Some take only the clothes they stand up in, others have at least one complete change of clothes. It really depends on personal preference and the weather you expect on a trip. If you get soaked through the day itís good to have dry clothes to change into in the evening. Like your sleeping bag, spare clothes should be kept in a dry-bag.
Remember, too, that you may be sitting around camp for some time, so an extra warm fleece or lightweight insulated synthetic jacket is handy for chilly evenings and mornings. If you take nothing else in the way of extra clothing, a spare warm layer and a dry pair of walking socks for your second day will definitely be worth their weight! Oh, and donít forget the hat and gloves, even though itís summer!
When you pack up and leave in the morning no-one should be able to tell that you were ever there. That means when you pitch your tent you choose your spot so that you donít have to disturb the ground or break down vegetation. Donít dig drainage ditches round your tent or ring it with stones. Once youíve packed everything up have a good look over the site to check for stray tent pegs or small bits of gear. Above all, donít leave any rubbish or food waste. Plan for rubbish before you start: no-one wants used food wrappers messing everything up, so make sure you have a sealable bag to carry rubbish like this.
If you have had a campfire Ė and itís usually best not to Ė then you need to take especial care to make sure it is properly extinguished and that all traces of it are erased. Where thereís high organic content in the soil Ė such as peaty areas Ė a fire may smoulder undetected in the ground itself, flaring up even days later to start a forest or heath fire. Even with the fire out you should still scatter the ashes and made sure you have not left a burnt circle on the ground.
Avoid causing pollution by urinating at least 30 m away from open water/rivers/streams and burying solid waste as far as possible from open water/rivers/streams and buildings. Used toilet paper should be carried out and disposed of appropriately on your return to base. Remember to pack a lightweight trowel and carry enough toilet paper (with resealable bags for when itís been used) and some suitable hand sanitizer gel.
In winter, donít just dig a hole in the snow, because when the snow melts your solid waste will still be there, unsightly and polluting.

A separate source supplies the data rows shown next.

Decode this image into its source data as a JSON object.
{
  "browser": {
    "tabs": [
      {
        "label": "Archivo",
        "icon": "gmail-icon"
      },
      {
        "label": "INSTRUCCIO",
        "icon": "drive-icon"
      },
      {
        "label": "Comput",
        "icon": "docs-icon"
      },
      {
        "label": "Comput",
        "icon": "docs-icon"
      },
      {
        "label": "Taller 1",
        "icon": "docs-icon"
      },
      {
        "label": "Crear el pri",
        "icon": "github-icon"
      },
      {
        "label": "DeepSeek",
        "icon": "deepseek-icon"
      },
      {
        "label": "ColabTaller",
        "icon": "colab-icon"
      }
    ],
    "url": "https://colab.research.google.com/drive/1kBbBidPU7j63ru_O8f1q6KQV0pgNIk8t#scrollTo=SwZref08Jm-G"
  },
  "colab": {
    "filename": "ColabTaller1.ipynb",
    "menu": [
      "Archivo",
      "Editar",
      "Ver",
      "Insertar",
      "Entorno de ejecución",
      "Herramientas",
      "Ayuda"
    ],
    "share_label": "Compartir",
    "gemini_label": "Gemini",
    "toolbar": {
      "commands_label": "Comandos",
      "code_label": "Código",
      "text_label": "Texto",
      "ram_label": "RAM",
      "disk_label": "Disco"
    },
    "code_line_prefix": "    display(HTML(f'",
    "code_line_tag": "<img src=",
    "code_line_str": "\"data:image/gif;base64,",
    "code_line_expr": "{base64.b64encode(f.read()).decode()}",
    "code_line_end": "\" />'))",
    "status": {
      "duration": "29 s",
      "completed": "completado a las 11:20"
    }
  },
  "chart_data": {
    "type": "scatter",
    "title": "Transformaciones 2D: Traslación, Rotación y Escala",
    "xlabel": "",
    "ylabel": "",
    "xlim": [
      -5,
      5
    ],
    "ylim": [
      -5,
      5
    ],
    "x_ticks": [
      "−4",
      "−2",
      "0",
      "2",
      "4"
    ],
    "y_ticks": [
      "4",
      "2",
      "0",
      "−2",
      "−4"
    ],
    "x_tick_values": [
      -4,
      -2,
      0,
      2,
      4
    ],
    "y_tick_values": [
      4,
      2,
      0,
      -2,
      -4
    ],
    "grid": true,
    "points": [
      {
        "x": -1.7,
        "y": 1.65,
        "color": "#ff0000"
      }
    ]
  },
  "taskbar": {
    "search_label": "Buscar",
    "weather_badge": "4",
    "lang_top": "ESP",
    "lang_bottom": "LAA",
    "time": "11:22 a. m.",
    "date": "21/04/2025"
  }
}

If you cannot bury solid waste in the ground it should be carried out in a designated container and disposed of appropriately.

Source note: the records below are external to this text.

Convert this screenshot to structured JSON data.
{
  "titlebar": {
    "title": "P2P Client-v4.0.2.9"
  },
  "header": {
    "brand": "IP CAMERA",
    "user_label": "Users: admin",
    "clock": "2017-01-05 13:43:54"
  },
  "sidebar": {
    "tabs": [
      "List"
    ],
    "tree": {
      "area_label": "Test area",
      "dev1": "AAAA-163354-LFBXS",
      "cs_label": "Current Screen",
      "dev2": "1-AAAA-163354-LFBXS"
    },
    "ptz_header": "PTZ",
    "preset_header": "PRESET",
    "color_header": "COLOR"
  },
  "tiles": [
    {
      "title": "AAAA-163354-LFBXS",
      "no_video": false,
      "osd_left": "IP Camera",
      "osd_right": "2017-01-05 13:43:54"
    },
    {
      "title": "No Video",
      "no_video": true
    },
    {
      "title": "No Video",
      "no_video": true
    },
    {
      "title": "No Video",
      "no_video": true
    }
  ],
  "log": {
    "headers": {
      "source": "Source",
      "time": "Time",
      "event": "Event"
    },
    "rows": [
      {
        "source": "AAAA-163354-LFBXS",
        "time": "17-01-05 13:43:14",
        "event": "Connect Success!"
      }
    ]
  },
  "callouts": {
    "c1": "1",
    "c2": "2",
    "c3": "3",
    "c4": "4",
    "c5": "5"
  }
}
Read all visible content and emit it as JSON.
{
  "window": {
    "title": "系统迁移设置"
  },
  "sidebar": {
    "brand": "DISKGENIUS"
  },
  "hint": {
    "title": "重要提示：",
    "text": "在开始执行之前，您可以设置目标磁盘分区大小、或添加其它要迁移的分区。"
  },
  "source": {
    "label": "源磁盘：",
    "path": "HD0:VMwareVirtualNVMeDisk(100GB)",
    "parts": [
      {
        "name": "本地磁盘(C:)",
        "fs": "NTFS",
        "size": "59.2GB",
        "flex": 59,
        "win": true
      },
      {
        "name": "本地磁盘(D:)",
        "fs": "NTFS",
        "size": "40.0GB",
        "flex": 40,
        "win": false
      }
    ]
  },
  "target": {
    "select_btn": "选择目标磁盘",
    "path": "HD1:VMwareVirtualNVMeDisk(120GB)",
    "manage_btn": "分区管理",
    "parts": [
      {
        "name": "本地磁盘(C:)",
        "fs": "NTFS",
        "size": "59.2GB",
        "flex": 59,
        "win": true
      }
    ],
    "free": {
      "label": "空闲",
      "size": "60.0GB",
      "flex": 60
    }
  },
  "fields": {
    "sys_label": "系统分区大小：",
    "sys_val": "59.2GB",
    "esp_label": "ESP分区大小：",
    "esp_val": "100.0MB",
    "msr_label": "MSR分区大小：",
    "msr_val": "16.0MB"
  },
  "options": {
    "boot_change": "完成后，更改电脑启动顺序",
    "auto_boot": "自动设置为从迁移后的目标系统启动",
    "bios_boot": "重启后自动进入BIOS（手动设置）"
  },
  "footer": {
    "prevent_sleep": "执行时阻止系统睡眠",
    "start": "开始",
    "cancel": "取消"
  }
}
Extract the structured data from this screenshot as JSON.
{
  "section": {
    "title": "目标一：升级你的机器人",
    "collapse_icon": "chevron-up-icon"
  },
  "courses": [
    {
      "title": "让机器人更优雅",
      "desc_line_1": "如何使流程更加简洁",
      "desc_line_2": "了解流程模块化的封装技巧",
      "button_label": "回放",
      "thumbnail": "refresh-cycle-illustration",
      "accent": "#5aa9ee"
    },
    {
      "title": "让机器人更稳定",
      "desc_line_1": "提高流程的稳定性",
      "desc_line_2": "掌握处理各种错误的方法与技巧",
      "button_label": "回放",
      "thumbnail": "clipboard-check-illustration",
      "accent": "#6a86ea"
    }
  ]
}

For more on camping and general hill hygiene see our Health and Hygiene section